The same channel has a game show (I think it is) where couples compete by singing.

That would the International Channel and the program would be Antakshari (French Un + taak + sh + ree)

If you want to listen to streaming Hindi movie songs, visit Raaga. (Realplater format)

The Farsi influence is due to the Mughals (properly speaking, the Timurids) in India. They ruled from the mid-16th century till the 18th. They hailed from Central Asia (Uzbekistan and nearby). The language of their courts was Farsi.

Gyan9. no doubt you are aware that the Persian language in India predates the Mughals by several centuries. It had already been the language of the Delhi Sultanate dynasties dating back to the 11th century. One of the great Indian poets was Amir Khusraw of Delhi in the 13th century, who not only wrote in Persian, he invented both Urdu poetry and (legend has it) the sitar. In fact, sitar is a Persian word.

When writing in English, I prefer to call the Persian language “Persian” (a perfectly good word) instead of “Farsi.” Otherwise, we would have to refer to German as “Deutsch,” Hungarian as “Magyar,” and Chinese as “Putonghua.”

Jomo Mojo, I wasn’t particularly aware of that. The history of Mughal rule that I read, gave the impression that they popularised the language in India, even if they didn’t introduce it.

OK, your reading assignment is to read up on the Delhi Sultanate. The dynasties that made Delhi the capital of northern India, contributed to the spread of Islam from the 11th to the 16th centuries, originated the Urdu language and made the Hindustani khaRi boli the standard language for most of northern India (which explains how so many Persian words got into Hindi), originated Hindustani music (including the sitar, sarod, shahnai, tanpura, and tabla), and in general established Hindustani architecture, art, and other culture which the Mughals later took over. For me, one of the most interesting episodes in the Delhi Sultanate period was the reign of Raziyah Sultanah, the world’s first female Muslim monarch.


A GQ just for me and it’s not even about Farsi, really.

Yes, joon is like darling, or dear, and can also be pronounced jahn. Just so you know, it would be very odd to refer to oneself as Name-joon. Don’t do it. It sounds odd.

Any more Farsi questions, I’m your girl.

Now I’m getting confused. :confused:
Would three people, speaking Farsi, Hindi, and Persian, understand each other?

Farsi is Persian. Two names for it: Espanol-Spanish, Deutsch-German etc.

As to your question, no, they wouldn’t.
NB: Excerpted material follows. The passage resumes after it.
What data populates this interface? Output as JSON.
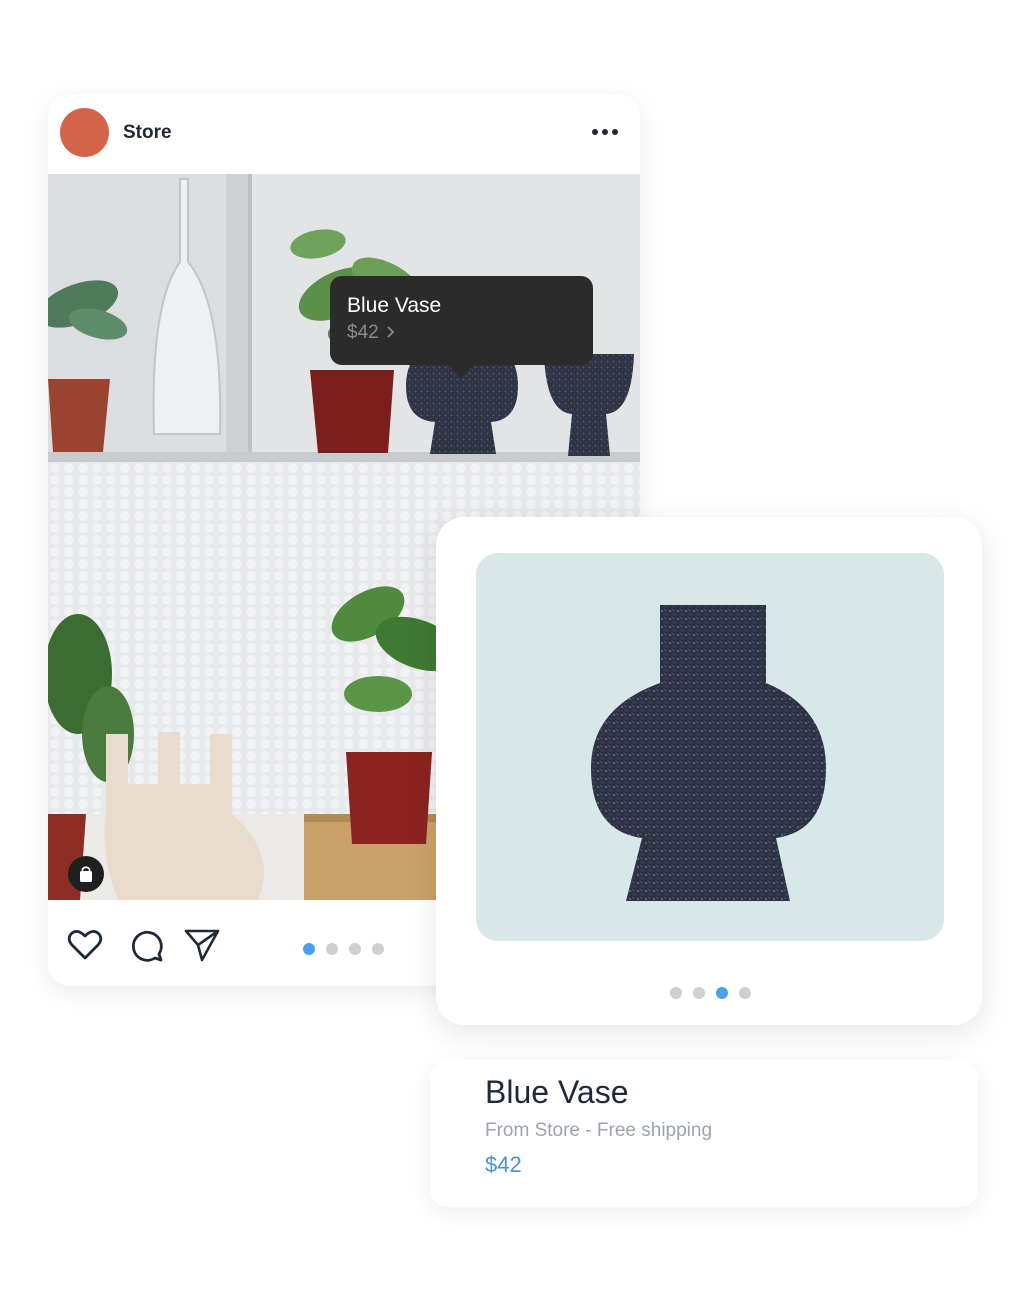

In fact, even someone from India or Pakistan who knows Persian would have a very hard time understanding someone from Iran, because the accent is so different. The type of Persian spoken in India and Pakistan is (was) a variety called Indo-Persian. It has mostly died out now, but it was the administrative language of both the Mughal Empire and the British Empire in India. (I once saw a rare history of the world written in Persian by a British officer stationed in India in the 19th-century.) The first Persian grammar written in English was by Sir William Jones, a British judge in 18th-century Calcutta. The same fellow who discovered the Indo-European language family.
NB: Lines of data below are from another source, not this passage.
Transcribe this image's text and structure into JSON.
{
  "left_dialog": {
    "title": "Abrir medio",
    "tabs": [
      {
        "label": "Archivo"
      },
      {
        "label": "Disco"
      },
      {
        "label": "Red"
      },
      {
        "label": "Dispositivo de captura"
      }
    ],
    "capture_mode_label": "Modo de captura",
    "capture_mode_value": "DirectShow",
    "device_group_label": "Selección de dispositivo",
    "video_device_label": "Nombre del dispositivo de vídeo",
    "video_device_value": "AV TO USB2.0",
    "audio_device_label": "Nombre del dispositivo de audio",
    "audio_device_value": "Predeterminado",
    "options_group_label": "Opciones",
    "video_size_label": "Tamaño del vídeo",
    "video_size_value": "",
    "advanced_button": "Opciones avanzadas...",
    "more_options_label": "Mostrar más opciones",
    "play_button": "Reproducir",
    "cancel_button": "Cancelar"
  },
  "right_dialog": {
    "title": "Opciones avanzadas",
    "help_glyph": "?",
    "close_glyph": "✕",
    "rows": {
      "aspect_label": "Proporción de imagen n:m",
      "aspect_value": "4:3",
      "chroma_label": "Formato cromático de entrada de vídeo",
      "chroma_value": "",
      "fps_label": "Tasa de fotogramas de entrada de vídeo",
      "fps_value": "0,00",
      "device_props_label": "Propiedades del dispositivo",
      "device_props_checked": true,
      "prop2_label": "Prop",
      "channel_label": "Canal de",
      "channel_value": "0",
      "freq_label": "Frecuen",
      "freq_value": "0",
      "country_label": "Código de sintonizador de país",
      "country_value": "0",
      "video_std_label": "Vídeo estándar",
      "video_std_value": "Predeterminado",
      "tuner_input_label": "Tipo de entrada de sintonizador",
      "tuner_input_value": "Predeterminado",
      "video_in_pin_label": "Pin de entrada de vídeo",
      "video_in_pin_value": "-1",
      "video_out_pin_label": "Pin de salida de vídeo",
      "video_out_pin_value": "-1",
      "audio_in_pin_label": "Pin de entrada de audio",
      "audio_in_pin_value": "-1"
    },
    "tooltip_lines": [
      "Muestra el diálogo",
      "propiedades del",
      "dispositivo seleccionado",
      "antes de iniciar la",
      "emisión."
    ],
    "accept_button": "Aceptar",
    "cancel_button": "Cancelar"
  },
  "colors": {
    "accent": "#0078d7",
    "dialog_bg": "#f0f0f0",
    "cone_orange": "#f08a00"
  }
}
Indo-Persian was pronounced according to the way Persian was spoken 800 years ago. In Iran, the pronunciation changed significantly over the years, but in India it stayed the same. Iran went through a Great Vowel Shift of its own, parallel to the Great Vowel Shift in English, and at about the same time. Modern Iranian Persian lost two of its vowels, and the rest of the vowels all shifted position. This, plus the fact that in Iran the stress is oxytonic (always on the last syllable, as in French) while in Indo-Persian the stress is variable (as in Urdu), makes spoken Iranian Persian very hard to understand for someone from India or Pakistan. Indo-Persian was pronounced pretty much the same as Urdu. This was because the vowel system in both older Persian and Hindi/Urdu had remained essentially unchanged from Sanskrit, from Proto-Indo-Iranian.
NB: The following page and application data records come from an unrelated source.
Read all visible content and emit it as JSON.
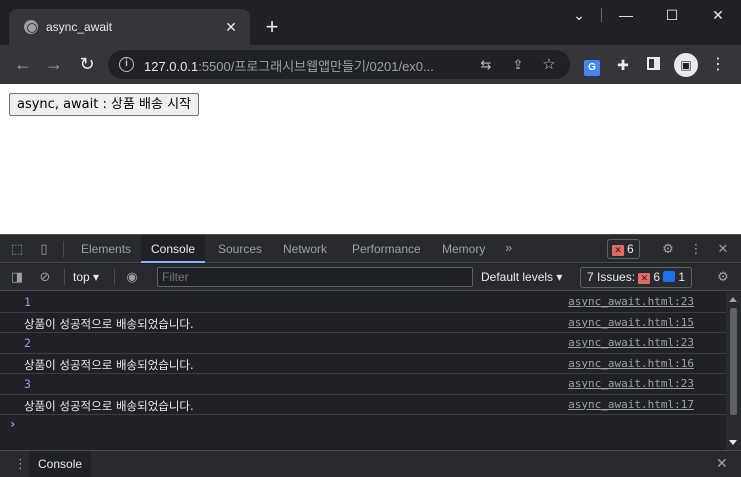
{
  "browser": {
    "tab_title": "async_await",
    "tab_close": "✕",
    "new_tab": "+",
    "window": {
      "chevron": "⌄",
      "minimize": "—",
      "maximize": "☐",
      "close": "✕"
    },
    "url_host": "127.0.0.1",
    "url_rest": ":5500/프로그래시브웹앱만들기/0201/ex0..."
  },
  "page": {
    "button_label": "async, await : 상품 배송 시작"
  },
  "devtools": {
    "tabs": [
      "Elements",
      "Console",
      "Sources",
      "Network",
      "Performance",
      "Memory"
    ],
    "active_tab": "Console",
    "more": "»",
    "error_count": "6",
    "context": "top ▾",
    "filter_placeholder": "Filter",
    "levels": "Default levels ▾",
    "issues_label": "7 Issues:",
    "issues_errors": "6",
    "issues_info": "1",
    "prompt": "›",
    "drawer_tab": "Console"
  },
  "console_rows": [
    {
      "text": "1",
      "source": "async_await.html:23"
    },
    {
      "text": "상품이 성공적으로 배송되었습니다.",
      "source": "async_await.html:15"
    },
    {
      "text": "2",
      "source": "async_await.html:23"
    },
    {
      "text": "상품이 성공적으로 배송되었습니다.",
      "source": "async_await.html:16"
    },
    {
      "text": "3",
      "source": "async_await.html:23"
    },
    {
      "text": "상품이 성공적으로 배송되었습니다.",
      "source": "async_await.html:17"
    }
  ],
  "colors": {
    "number_log": "#9d95ff",
    "error_red": "#e46962",
    "info_blue": "#1a73e8",
    "active_tab_underline": "#8ab4f8"
  }
}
Hardly anyone nowadays still learns Indo-Persian (its last great poet was Muhammad Iqbal, who died in 1938), but its influence lives on in the many thousands of words and phrases, and poetic forms, it contributed to Urdu.